The term "partial-birth abortion" was coined to make a procedure called dilation and extraction (or D&X) sound even more unpleasant than it already is, and to stigmatize women who have no other choice but to undergo it. To be clear, D&X is nobody's first choice. An abortion later in a pregnancy (after 20 weeks, or halfway through) naturally involves a larger fetus, which may have to be dismembered in order to be removed, which is known as a dilation and evacuation (D&E). But this can cause "substantial blood loss," according to NPR, and it carries a greater risk of cervical damage. So some doctors instead opt for a D&X, wherein the fetus is removed whole. While still inside the uterus, the fetus' skull is punctured in order to allow for compression so it can fit through the cervix. It is not, in whole or even in part, a birth of any sort.

That may sound a bit gruesome to some, but nobody takes D&X more seriously than the doctors who perform it, and the women who need to have them. When a woman has an abortion after 20 weeks, it's because there's something gravely wrong with the pregnancy. These are often very much wanted pregnancies where it's been determined at the 20 week ultrasound that the fetus will not survive, or that the mother's life is at risk. D&X is extremely rare; it accounts for only 0.17 percent of abortions, according to Guttmacher's most recent estimate. Women who choose D&X do so because their other choice was literally to die, or to watch their newborn slowly die, while suffering unimaginable pain. It's not a decision that's made lightheartedly.

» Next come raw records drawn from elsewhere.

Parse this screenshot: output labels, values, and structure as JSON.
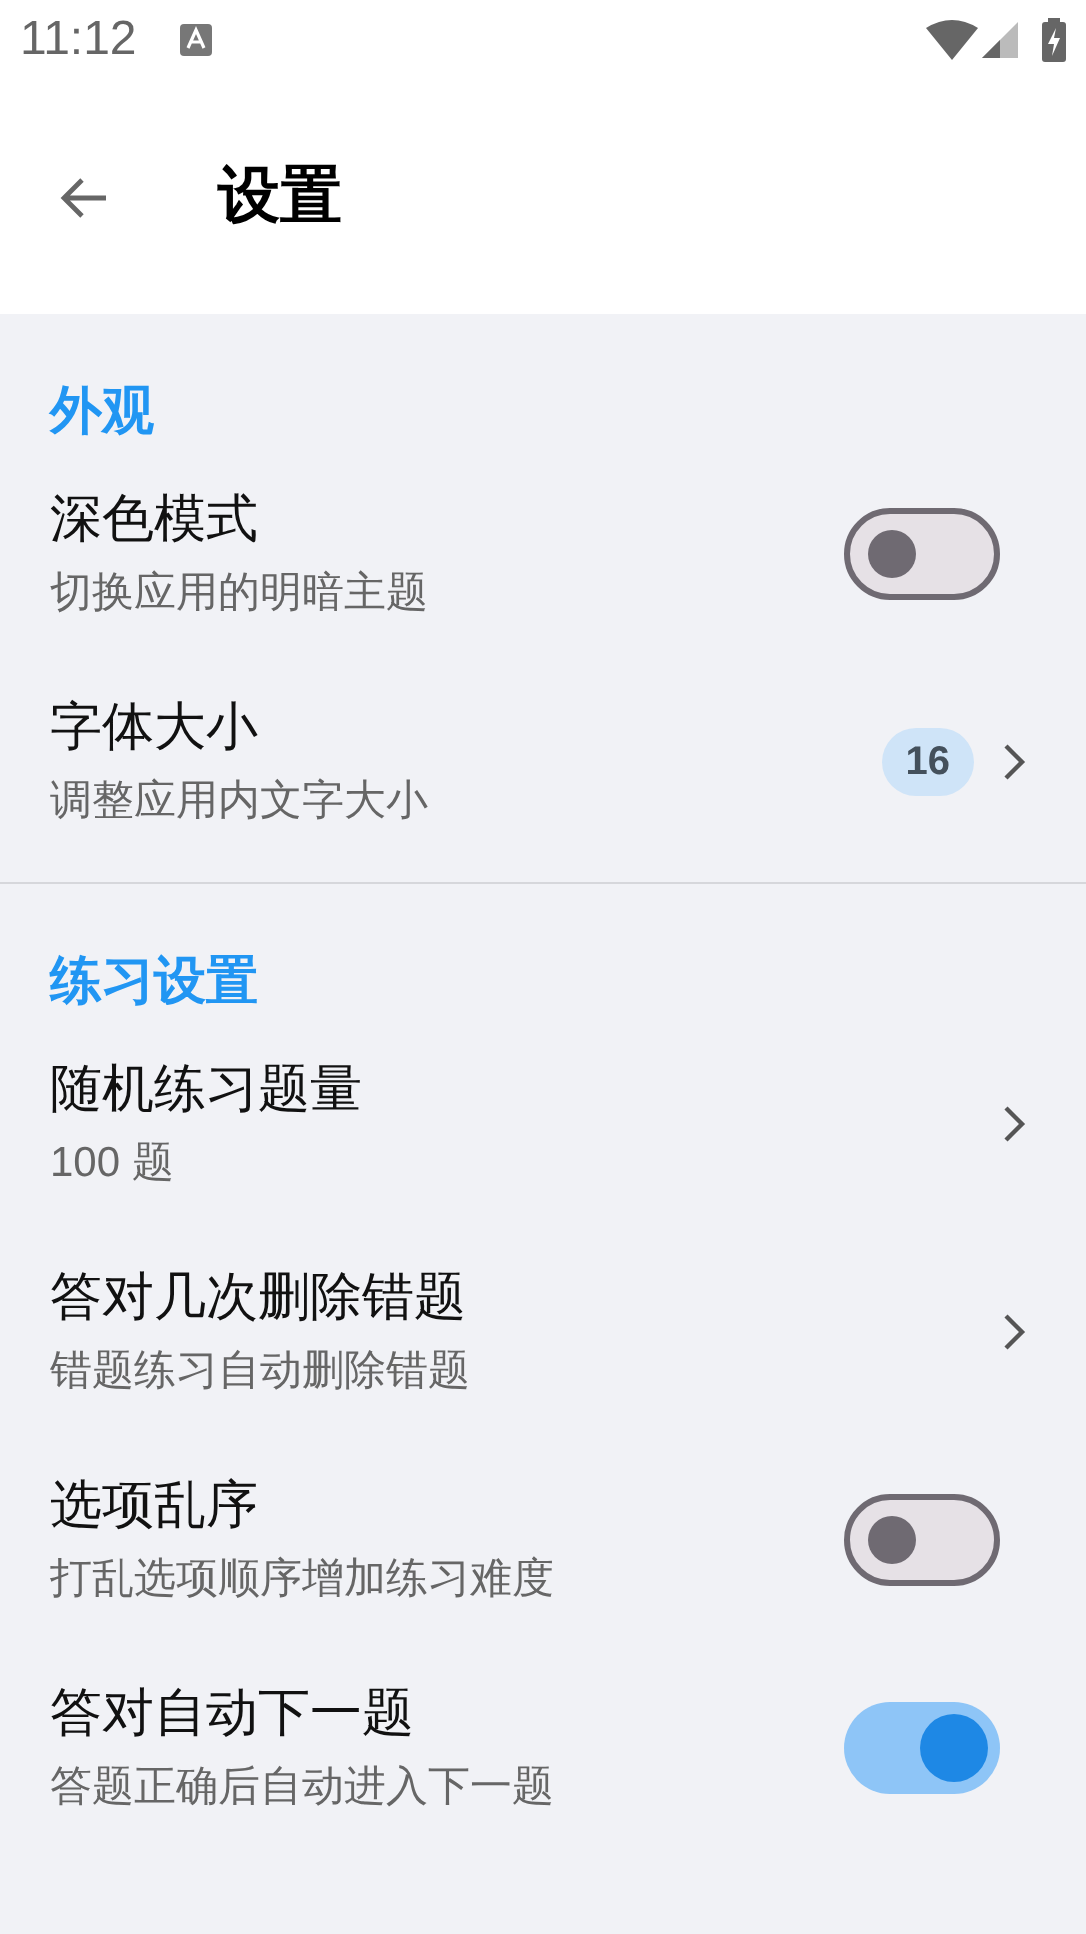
{
  "status_bar": {
    "time": "11:12"
  },
  "header": {
    "title": "设置"
  },
  "sections": [
    {
      "title": "外观",
      "items": [
        {
          "kind": "toggle",
          "title": "深色模式",
          "subtitle": "切换应用的明暗主题",
          "on": false
        },
        {
          "kind": "value",
          "title": "字体大小",
          "subtitle": "调整应用内文字大小",
          "value": "16"
        }
      ]
    },
    {
      "title": "练习设置",
      "items": [
        {
          "kind": "link",
          "title": "随机练习题量",
          "subtitle": "100 题"
        },
        {
          "kind": "link",
          "title": "答对几次删除错题",
          "subtitle": "错题练习自动删除错题"
        },
        {
          "kind": "toggle",
          "title": "选项乱序",
          "subtitle": "打乱选项顺序增加练习难度",
          "on": false
        },
        {
          "kind": "toggle",
          "title": "答对自动下一题",
          "subtitle": "答题正确后自动进入下一题",
          "on": true
        }
      ]
    }
  ]
}
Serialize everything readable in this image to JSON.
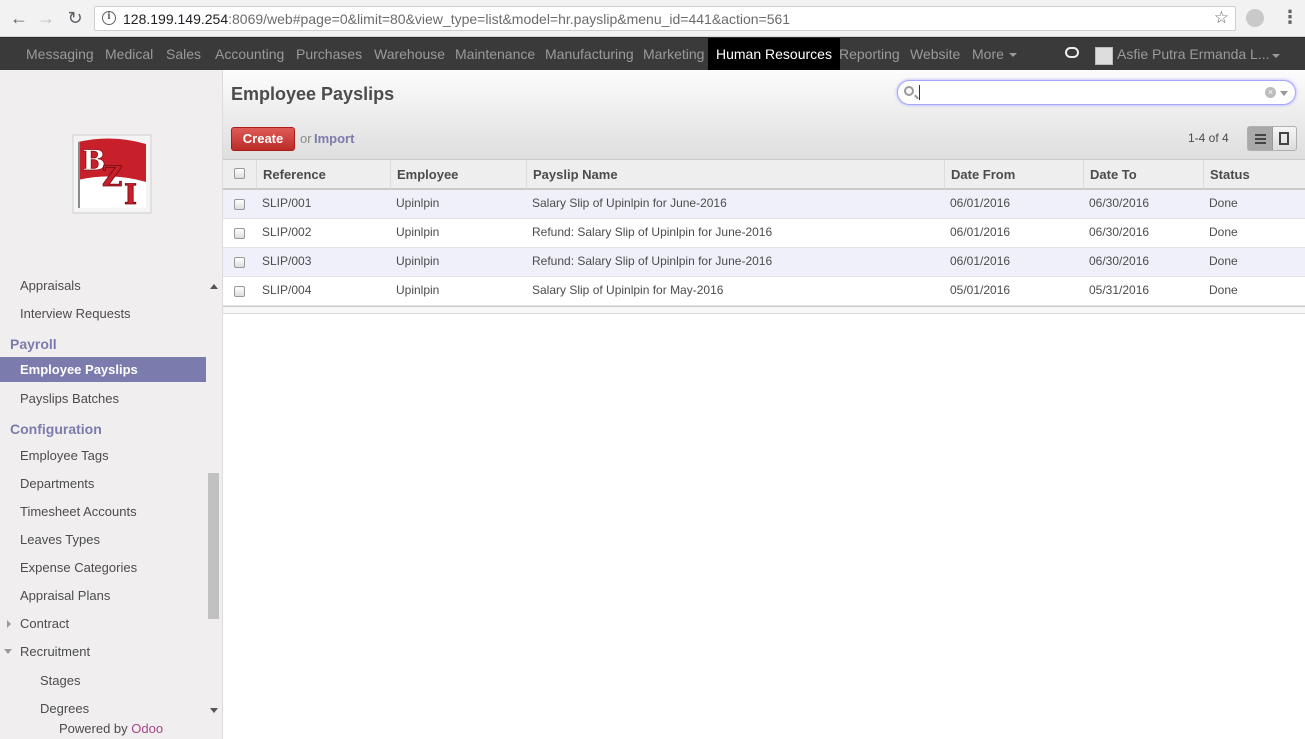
{
  "browser": {
    "url_host": "128.199.149.254",
    "url_rest": ":8069/web#page=0&limit=80&view_type=list&model=hr.payslip&menu_id=441&action=561"
  },
  "topmenu": {
    "items": [
      "Messaging",
      "Medical",
      "Sales",
      "Accounting",
      "Purchases",
      "Warehouse",
      "Maintenance",
      "Manufacturing",
      "Marketing",
      "Human Resources",
      "Reporting",
      "Website",
      "More"
    ],
    "active": "Human Resources",
    "user": "Asfie Putra Ermanda L..."
  },
  "logo": {
    "text": "BZI",
    "color": "#c8202a"
  },
  "sidebar": {
    "items": {
      "appraisals": "Appraisals",
      "interview_requests": "Interview Requests",
      "payroll": "Payroll",
      "employee_payslips": "Employee Payslips",
      "payslips_batches": "Payslips Batches",
      "configuration": "Configuration",
      "employee_tags": "Employee Tags",
      "departments": "Departments",
      "timesheet_accounts": "Timesheet Accounts",
      "leaves_types": "Leaves Types",
      "expense_categories": "Expense Categories",
      "appraisal_plans": "Appraisal Plans",
      "contract": "Contract",
      "recruitment": "Recruitment",
      "stages": "Stages",
      "degrees": "Degrees"
    },
    "powered_prefix": "Powered by",
    "powered_brand": "Odoo"
  },
  "main": {
    "title": "Employee Payslips",
    "create_label": "Create",
    "or_label": "or",
    "import_label": "Import",
    "pager": "1-4 of 4",
    "columns": [
      "Reference",
      "Employee",
      "Payslip Name",
      "Date From",
      "Date To",
      "Status"
    ],
    "rows": [
      [
        "SLIP/001",
        "Upinlpin",
        "Salary Slip of Upinlpin for June-2016",
        "06/01/2016",
        "06/30/2016",
        "Done"
      ],
      [
        "SLIP/002",
        "Upinlpin",
        "Refund: Salary Slip of Upinlpin for June-2016",
        "06/01/2016",
        "06/30/2016",
        "Done"
      ],
      [
        "SLIP/003",
        "Upinlpin",
        "Refund: Salary Slip of Upinlpin for June-2016",
        "06/01/2016",
        "06/30/2016",
        "Done"
      ],
      [
        "SLIP/004",
        "Upinlpin",
        "Salary Slip of Upinlpin for May-2016",
        "05/01/2016",
        "05/31/2016",
        "Done"
      ]
    ]
  },
  "colors": {
    "accent": "#7c7bad",
    "create": "#c9302c",
    "menubar": "#3a3a3a"
  }
}
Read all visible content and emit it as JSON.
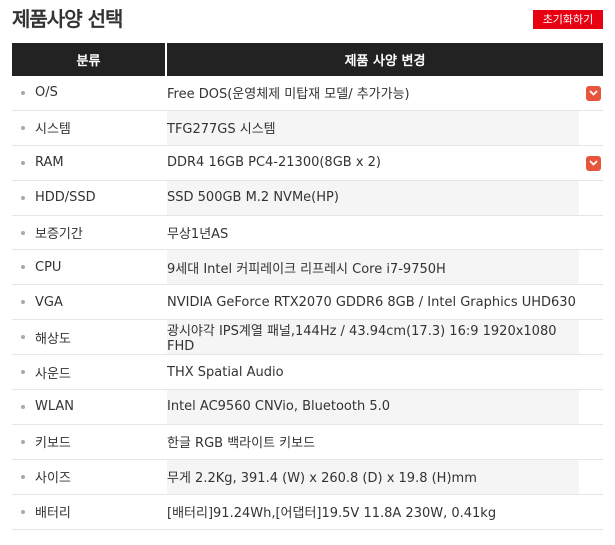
{
  "page": {
    "title": "제품사양 선택",
    "reset_label": "초기화하기"
  },
  "table": {
    "headers": [
      "분류",
      "제품 사양 변경"
    ],
    "rows": [
      {
        "label": "O/S",
        "value": "Free DOS(운영체제 미탑재 모델/ 추가가능)",
        "dropdown": true
      },
      {
        "label": "시스템",
        "value": "TFG277GS 시스템",
        "dropdown": false
      },
      {
        "label": "RAM",
        "value": "DDR4 16GB PC4-21300(8GB x 2)",
        "dropdown": true
      },
      {
        "label": "HDD/SSD",
        "value": "SSD 500GB M.2 NVMe(HP)",
        "dropdown": false
      },
      {
        "label": "보증기간",
        "value": "무상1년AS",
        "dropdown": false
      },
      {
        "label": "CPU",
        "value": "9세대 Intel 커피레이크 리프레시 Core i7-9750H",
        "dropdown": false
      },
      {
        "label": "VGA",
        "value": "NVIDIA GeForce RTX2070 GDDR6 8GB / Intel Graphics UHD630",
        "dropdown": false
      },
      {
        "label": "해상도",
        "value": "광시야각 IPS계열 패널,144Hz / 43.94cm(17.3) 16:9 1920x1080 FHD",
        "dropdown": false
      },
      {
        "label": "사운드",
        "value": "THX Spatial Audio",
        "dropdown": false
      },
      {
        "label": "WLAN",
        "value": "Intel AC9560 CNVio, Bluetooth 5.0",
        "dropdown": false
      },
      {
        "label": "키보드",
        "value": "한글 RGB 백라이트 키보드",
        "dropdown": false
      },
      {
        "label": "사이즈",
        "value": "무게 2.2Kg, 391.4 (W) x 260.8 (D) x 19.8 (H)mm",
        "dropdown": false
      },
      {
        "label": "배터리",
        "value": "[배터리]91.24Wh,[어댑터]19.5V 11.8A 230W, 0.41kg",
        "dropdown": false
      }
    ]
  },
  "colors": {
    "accent": "#e60012",
    "header_bg": "#222222",
    "dropdown": "#e8553c"
  }
}
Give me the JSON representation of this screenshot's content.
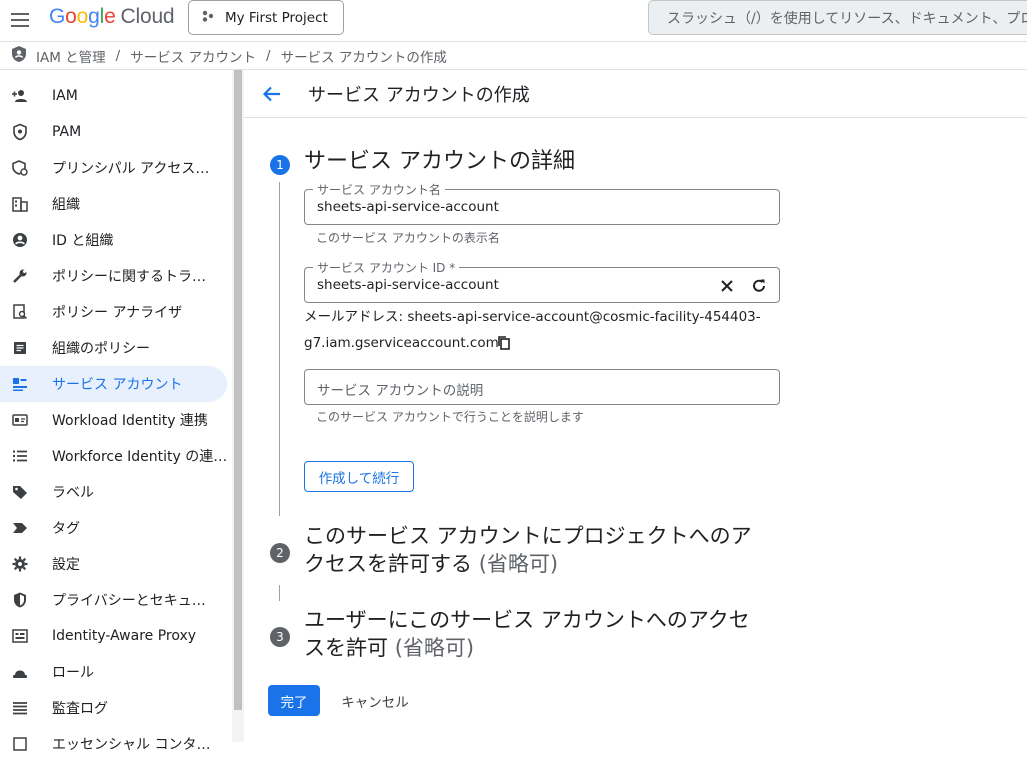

Trump's claim that any type of abortion involves "rip[ping] the baby out of the womb in the ninth month, on the final day," is absolutely false. According to the Guttmacher Institute, the majority of U.S. abortions (65.8 percent) are performed at or before 8 weeks gestation, and in fact abortions after 20 weeks only account for 1.3 percent of procedures. Just 16 percent of abortion providers even offer the procedure at 24 weeks. Abortions, including D&X, are almost always performed well before the point of viability.

Fetal viability is inexact, and determined on a case by case basis, but it's generally accepted that it begins around the third trimester. As stated in the Roe v. Wade decision, "viability is usually placed at about seven months (28 weeks) but may occur earlier, even at 24 weeks." That decision also allowed for states to restrict abortion after the point of viability, "except when it is necessary to preserve the life or health of the mother," and 43 states have done just that. Viable fetuses aren't getting aborted on a whim; it only happens when the pregnancy is killing an actual living, breathing woman, and I really shouldn't have to point out that there's certainly no "ripping" involved. The pernicious myth of "partial-birth abortions," and the notion that any woman would intentionally carry a healthy pregnancy nearly to term, only to change her mind at the last moment, is insulting to women as a whole.